Marci Hamilton, a law professor at Benjamin N. Cardozo School of Law and author of “Justice Denied: What America Must Do to Protect Its Children,” is wrong when she says, ““The perfect is the enemy of the good. Moreover, in this arena it is difficult for survivors to handle the ups and downs of the legislative process, so they should not be punished for angst at any stage.”” Where protecting children is concerned, perfect should surely be the standard. And survivors aren’t in angst. They are disappointed, rightful frustrated, even angry, but more determined to pass the Omnibus Child Victims Act, S. 7296/A. 9877.
Survivors are fighting for the right of the next generation to grow up protected by our legislature. Protected from the trauma of sexual abuse.

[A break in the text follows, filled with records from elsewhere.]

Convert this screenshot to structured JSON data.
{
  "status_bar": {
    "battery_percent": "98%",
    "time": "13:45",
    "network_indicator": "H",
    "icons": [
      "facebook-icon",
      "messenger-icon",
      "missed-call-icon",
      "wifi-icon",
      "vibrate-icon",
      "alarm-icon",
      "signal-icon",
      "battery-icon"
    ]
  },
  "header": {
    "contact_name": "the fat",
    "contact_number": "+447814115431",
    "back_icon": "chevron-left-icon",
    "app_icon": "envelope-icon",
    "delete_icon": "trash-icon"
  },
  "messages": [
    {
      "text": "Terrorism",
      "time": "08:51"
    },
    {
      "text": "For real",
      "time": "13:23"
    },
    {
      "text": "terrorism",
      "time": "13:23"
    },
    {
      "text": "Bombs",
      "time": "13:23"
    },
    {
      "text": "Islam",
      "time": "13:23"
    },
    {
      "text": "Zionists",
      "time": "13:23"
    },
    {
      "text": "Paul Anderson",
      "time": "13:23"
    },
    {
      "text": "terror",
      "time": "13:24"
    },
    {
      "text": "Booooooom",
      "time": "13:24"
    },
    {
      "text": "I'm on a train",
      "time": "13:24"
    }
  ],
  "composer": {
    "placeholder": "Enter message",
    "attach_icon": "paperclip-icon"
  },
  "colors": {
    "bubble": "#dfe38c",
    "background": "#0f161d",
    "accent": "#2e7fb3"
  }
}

The organizations, public and private, who have sheltered child abusers, knowingly enabling more abuse must be held accountable too. Then, at the very least, they have a financial incentive to use best practices that prevent abuse and decrease their own liability.
All children need to be protected. Today New York’s laws protect abusers as soon as the child is 23. Research shows it takes survivors an average of 21 years to disclose. That’s why 27,000 people signed the petition we presented to Senator Flanagan’s office, but he still opposes the bill. The Governor has met with survivors, Senators and the Assembly too. Survivors who have been lobbying for 10 years. But he didn’t include the bill in his legislative priorities.
New York’s child protection laws are some of the worst in the country. It’s time to pass the bill that protects all children.
That’s the right and proper thing to do.
Protect Kids, Not Predators
Andrew was born in Hong Kong went to school in Great Britain and has not stopped travelling ever since. Following time in the British Army, where he reached the rank of Captain, he spent his life practicing integrated marketing communications and marketing, mostly for global brands.
Andrew has worked in senior leadership positions for McCann Erickson, Ogilvy & Mather, IBM and Publicis and has been responsible for accounts that include IBM, American Express, HP, Citi and the Royal National Institute for the Blind.
He has been recognised with both creative and marketing effectiveness awards and is a frequent speaker at conferences.
A survivor of both child sexual abuse, domestic violence, and suicide, Andrew dedicated the second half of his life to ending abuse and alleviating the suffering of those involved.
Andrew has an ACE score of 5.